H.L. PEREZ-MONTES UNITED STATES MAGISTRATE JUDGE
the Court is a Motion to Determine the Sufficiency of
Defendants' Responses to Plaintiff's Fourth Request
for Admissions (Doc. 188) filed by pro se Plaintiff
Marco Damon Duncan (“Duncan”) (#37679-048).
Duncan is an inmate in the custody of the Federal Bureau of
Prisons incarcerated at the United States Penitentiary in
Defendants' response is partially deficient, Duncan's
Motion to Determine Sufficiency of Defendants' Answers to
Plaintiff's Fouth Request for Admissions (Doc. 188) is
GRANTED IN PART and DENIED IN PART.
initiated this litigation pursuant to Bivens v. Six
Unknown Agents of the Federal Bureau of
Narcotics (Docs. 1, 16, 20) alleging that he was
subjected to excessive force when he was incarcerated at the
United States Penitentiary in Pollock, Louisiana.
the Motion was initially filed, Duncan had received no
responses to the fourth set of Requests for Admissions
(“RFA”). (Doc. 188). After receiving
Defendants' responses, Duncan filed a supplement to his
motion claiming that the responses to RFA 1 and RFA 2 are

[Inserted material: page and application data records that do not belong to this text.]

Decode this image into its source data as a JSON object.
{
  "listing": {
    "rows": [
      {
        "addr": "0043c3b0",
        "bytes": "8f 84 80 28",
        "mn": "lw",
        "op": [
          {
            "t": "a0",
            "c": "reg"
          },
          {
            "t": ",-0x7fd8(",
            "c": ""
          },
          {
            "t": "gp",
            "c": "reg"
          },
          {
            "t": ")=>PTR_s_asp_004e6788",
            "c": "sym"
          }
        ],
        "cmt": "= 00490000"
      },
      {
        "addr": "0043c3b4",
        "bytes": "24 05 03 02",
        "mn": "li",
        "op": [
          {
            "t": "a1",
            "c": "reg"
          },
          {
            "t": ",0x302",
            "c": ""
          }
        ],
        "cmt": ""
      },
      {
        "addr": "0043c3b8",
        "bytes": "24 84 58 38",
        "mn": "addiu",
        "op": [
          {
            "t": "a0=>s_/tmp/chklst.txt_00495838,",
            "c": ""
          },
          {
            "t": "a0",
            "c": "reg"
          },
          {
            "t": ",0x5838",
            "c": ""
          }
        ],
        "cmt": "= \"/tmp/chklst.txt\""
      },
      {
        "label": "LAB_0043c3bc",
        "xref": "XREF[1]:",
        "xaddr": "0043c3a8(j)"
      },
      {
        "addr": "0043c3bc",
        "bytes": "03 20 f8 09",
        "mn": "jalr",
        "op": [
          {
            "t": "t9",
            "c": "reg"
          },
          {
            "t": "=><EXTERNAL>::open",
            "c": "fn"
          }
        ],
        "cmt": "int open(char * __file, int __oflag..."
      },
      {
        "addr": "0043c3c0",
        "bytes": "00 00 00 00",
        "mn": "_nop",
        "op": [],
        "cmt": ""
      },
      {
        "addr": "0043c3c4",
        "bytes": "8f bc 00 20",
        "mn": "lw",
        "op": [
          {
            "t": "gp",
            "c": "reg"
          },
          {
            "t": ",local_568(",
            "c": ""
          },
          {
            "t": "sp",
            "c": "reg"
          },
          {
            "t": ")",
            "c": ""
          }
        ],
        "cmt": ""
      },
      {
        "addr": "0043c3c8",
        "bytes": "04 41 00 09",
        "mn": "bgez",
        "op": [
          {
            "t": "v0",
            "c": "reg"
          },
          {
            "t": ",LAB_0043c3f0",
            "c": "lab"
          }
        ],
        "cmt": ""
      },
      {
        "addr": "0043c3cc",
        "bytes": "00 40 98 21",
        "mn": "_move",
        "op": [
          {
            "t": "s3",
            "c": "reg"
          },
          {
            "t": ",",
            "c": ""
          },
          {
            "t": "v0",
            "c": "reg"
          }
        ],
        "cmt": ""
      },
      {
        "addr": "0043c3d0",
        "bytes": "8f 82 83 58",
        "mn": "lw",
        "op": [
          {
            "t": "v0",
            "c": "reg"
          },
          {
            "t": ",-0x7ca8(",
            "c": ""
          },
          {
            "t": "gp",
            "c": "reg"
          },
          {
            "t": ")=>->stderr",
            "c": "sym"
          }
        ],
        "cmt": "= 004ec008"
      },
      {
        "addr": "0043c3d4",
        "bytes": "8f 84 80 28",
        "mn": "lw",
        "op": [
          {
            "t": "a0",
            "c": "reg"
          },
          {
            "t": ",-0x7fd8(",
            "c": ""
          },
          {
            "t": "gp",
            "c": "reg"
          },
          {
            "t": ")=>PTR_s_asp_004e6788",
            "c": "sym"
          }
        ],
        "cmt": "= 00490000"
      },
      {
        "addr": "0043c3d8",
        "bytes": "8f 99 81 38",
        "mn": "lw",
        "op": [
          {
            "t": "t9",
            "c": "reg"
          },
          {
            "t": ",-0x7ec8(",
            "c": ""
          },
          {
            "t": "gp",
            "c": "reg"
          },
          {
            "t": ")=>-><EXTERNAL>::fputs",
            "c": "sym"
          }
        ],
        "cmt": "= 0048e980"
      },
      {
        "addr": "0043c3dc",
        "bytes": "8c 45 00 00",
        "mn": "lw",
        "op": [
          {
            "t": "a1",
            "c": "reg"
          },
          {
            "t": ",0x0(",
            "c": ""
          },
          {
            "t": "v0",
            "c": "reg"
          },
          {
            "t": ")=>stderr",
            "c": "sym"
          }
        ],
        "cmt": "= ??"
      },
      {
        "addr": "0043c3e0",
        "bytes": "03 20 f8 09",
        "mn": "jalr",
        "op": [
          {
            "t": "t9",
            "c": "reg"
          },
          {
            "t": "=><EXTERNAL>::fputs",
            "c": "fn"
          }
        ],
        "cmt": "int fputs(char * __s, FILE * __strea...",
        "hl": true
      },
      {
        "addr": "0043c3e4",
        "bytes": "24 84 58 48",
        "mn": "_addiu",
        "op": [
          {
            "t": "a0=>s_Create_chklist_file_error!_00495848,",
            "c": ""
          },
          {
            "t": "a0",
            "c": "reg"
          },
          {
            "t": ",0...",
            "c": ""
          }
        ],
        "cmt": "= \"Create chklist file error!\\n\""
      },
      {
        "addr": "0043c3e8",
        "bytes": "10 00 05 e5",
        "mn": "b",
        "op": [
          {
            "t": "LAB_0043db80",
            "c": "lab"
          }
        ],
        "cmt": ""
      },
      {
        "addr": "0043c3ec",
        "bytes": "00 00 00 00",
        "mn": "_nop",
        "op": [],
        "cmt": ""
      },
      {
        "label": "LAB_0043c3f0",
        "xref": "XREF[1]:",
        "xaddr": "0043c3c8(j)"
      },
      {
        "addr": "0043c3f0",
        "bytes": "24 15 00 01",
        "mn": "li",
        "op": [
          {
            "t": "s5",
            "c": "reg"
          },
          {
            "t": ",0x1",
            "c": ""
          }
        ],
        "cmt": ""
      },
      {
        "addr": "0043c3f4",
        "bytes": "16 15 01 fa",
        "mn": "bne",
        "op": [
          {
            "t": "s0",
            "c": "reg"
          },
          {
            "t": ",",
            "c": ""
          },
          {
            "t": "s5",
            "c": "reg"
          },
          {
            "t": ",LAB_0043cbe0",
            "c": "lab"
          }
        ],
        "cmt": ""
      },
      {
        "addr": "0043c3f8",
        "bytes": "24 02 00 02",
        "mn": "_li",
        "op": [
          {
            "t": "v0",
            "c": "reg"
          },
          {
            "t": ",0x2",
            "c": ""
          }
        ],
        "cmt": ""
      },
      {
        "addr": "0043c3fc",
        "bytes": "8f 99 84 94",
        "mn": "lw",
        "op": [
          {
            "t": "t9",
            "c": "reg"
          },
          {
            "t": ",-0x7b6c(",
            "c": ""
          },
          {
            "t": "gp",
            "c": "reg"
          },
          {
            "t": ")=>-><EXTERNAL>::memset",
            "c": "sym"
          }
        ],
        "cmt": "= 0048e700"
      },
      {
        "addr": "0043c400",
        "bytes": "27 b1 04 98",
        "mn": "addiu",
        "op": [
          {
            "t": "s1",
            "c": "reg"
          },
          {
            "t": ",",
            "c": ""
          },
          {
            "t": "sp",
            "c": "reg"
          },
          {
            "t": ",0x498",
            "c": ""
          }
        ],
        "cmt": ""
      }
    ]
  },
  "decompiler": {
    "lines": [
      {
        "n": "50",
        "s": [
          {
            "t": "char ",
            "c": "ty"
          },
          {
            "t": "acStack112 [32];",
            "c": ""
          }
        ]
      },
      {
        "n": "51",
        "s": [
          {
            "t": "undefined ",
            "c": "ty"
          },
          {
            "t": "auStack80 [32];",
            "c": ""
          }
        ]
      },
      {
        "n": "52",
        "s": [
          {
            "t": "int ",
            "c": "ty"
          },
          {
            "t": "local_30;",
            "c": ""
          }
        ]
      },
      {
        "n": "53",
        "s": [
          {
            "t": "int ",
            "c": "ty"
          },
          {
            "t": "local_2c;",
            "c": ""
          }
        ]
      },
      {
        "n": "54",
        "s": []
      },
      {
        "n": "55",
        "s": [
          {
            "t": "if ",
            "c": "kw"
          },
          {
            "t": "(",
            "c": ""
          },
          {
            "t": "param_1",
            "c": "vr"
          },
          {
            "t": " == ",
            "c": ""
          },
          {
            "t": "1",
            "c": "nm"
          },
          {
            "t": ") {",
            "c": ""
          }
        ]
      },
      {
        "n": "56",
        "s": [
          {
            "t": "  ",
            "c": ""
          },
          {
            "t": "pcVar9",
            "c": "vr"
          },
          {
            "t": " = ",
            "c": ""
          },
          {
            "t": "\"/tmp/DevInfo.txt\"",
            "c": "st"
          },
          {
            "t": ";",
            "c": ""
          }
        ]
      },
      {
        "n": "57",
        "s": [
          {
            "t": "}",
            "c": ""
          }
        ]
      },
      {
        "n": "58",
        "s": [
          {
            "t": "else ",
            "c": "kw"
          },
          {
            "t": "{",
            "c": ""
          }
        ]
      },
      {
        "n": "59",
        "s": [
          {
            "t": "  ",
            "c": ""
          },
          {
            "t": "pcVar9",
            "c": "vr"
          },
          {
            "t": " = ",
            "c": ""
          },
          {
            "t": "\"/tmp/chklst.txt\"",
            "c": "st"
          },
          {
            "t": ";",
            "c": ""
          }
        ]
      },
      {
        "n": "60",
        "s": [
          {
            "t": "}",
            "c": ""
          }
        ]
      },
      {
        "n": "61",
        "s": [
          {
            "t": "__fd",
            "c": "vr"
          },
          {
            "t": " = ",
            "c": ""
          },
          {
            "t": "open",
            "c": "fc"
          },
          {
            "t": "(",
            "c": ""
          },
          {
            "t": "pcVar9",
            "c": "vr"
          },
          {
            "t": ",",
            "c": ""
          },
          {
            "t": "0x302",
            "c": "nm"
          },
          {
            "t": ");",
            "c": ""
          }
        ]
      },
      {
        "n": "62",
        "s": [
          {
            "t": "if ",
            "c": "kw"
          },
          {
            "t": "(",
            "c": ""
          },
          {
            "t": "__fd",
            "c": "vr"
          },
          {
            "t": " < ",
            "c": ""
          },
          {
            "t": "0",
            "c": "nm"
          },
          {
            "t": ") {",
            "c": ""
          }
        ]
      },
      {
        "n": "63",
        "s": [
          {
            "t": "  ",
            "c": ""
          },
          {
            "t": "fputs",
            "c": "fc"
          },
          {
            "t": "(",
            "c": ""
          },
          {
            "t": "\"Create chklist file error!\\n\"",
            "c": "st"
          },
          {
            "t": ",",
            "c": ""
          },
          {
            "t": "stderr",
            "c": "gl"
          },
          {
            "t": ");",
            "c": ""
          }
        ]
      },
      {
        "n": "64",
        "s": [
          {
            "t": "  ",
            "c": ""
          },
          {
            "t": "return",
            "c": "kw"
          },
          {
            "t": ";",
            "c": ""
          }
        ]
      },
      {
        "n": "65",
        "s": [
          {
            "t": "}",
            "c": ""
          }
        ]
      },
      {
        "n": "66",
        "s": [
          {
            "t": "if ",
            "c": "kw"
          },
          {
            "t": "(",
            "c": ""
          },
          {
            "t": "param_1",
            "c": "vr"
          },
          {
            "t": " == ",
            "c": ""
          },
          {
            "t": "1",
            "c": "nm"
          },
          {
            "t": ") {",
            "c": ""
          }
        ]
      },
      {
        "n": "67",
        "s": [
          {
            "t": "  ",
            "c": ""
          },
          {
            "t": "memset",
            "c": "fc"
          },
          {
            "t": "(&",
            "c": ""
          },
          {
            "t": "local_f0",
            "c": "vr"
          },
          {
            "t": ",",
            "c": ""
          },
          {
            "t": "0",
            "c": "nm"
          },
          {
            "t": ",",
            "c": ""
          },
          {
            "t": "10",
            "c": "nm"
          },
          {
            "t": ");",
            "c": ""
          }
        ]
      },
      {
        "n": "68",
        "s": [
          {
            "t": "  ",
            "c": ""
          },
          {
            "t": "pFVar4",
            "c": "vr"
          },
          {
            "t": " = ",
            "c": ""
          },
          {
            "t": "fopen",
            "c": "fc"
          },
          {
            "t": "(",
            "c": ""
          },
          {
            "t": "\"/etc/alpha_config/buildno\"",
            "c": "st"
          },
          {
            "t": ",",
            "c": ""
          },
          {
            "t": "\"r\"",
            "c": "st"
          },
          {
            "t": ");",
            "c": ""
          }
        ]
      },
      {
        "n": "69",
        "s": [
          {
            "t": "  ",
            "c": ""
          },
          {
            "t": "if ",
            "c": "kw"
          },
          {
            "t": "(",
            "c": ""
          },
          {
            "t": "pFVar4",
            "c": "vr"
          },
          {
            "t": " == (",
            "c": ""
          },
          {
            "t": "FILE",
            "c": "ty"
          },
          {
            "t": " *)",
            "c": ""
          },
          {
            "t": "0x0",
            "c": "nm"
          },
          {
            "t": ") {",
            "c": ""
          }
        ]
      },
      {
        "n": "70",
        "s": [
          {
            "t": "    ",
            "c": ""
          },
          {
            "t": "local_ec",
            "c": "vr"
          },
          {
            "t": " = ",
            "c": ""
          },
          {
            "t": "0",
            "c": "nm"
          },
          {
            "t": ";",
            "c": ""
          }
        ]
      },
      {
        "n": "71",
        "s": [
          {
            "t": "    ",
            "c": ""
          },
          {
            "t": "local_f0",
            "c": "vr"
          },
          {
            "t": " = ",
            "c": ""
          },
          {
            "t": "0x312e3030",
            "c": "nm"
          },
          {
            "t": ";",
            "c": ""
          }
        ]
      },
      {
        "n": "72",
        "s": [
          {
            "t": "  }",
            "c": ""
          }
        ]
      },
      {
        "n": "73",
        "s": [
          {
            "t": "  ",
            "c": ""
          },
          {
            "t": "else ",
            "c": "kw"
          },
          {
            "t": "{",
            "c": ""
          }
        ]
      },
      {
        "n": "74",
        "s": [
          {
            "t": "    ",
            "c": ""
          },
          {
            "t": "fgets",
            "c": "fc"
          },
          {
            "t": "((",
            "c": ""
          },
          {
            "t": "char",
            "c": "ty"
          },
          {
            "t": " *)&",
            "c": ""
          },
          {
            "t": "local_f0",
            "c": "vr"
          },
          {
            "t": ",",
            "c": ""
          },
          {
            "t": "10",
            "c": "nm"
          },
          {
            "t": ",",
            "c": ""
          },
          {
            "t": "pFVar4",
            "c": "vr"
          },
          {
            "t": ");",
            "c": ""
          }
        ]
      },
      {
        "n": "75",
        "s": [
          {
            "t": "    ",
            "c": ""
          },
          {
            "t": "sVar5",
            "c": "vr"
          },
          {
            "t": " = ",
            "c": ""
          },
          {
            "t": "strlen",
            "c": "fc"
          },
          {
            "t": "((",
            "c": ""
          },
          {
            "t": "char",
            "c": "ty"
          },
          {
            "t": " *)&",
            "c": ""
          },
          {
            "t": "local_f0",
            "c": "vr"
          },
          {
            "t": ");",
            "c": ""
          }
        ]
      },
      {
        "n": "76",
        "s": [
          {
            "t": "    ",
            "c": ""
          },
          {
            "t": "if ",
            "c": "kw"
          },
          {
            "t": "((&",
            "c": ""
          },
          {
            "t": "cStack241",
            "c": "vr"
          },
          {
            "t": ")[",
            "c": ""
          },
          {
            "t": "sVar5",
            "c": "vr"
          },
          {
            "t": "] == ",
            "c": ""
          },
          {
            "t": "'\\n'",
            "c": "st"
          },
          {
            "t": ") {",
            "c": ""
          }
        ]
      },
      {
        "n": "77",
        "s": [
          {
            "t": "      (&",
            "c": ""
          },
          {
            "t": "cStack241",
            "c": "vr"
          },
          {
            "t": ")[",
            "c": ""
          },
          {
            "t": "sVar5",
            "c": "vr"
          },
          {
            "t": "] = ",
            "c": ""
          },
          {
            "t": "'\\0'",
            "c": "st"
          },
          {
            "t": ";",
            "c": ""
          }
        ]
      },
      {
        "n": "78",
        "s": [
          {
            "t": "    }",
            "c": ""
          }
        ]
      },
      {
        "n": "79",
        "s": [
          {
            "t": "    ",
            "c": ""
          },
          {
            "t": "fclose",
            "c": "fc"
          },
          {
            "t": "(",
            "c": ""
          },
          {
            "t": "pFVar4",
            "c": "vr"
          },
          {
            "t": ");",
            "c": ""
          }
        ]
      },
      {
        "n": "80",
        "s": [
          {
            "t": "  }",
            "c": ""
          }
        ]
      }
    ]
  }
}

evasive and non-responsive; the response to RFA 4 is false;
Defendants' objection to RFA 6 is improper and the
response inadequate; the responses to RFA 12-14 are improper
and non-responsive; and Defendants' objection to RFA 19
is improper and evasive. (Doc. 199).
Law and Analysis
of the Federal Rules of Civil Procedure allows parties to
request admissions regarding the truth of any matters within
the scope of Rule 26(b)(1), including ultimate facts, as well
as applications of law to fact, or opinions about either.
Fed.R.Civ.P. 36; see also In re Carney, 258 F.3d
415, 419 (5th Cir. 2001). The scope of Rule 36 “allows
litigants to winnow down issues prior to trial and thus focus
their energy and resources on disputed matters.” In
re Carney, 258 F.3d at 419. However, Rule 36 does not
provide for requests for admission regarding pure legal
conclusions. Id. (citing Playboy Enterprises,
Inc. v. Welles, 60 F.Supp.2d 1050, 1057 (S.D. Cal. 1999)
(“Requests for admissions cannot be used to compel an
admission of a conclusion of law.”)).
responding to requests for admission, a party must
“specifically deny [them] or state in detail why the
answering party cannot truthfully admit or deny.”
Fed.R.Civ.P. 36(a)(4). “A denial must fairly respond to
the substance of the matter; and when good faith requires
that a party qualify an answer or deny only a part of a
matter, the answer must specify the part admitted and qualify
or deny the rest.” Id. “The answering
party may assert lack of knowledge or information as a reason
for failing to admit or deny only if the party states that it
has made reasonable inquiry and that the information it knows
or can readily obtain is insufficient to enable it to admit
or deny.” Id.
RFA 1 states:
Please admit that there was a surveillance camera located
directly above, and within 12 feet of the physical
altercation that occurred inside of the B-12 Housing unit at
USP-Pollock (USP-P) on January 13, 2017.
Response to RFA 1 states:
Denied. Any camera that is against a wall captures images
away from the wall.
(Doc. 199-1, p. 2).
RFA 2 states:
Please admit that video footage of the altercation mentioned
in the above Request for Admission (RFA) #1, which has been
provided to the plaintiff, was not a copy of footage of the
incident, taken from the video camera closest to the
Response to RFA 2 states:
Denied. The only camera that captured the incident was ...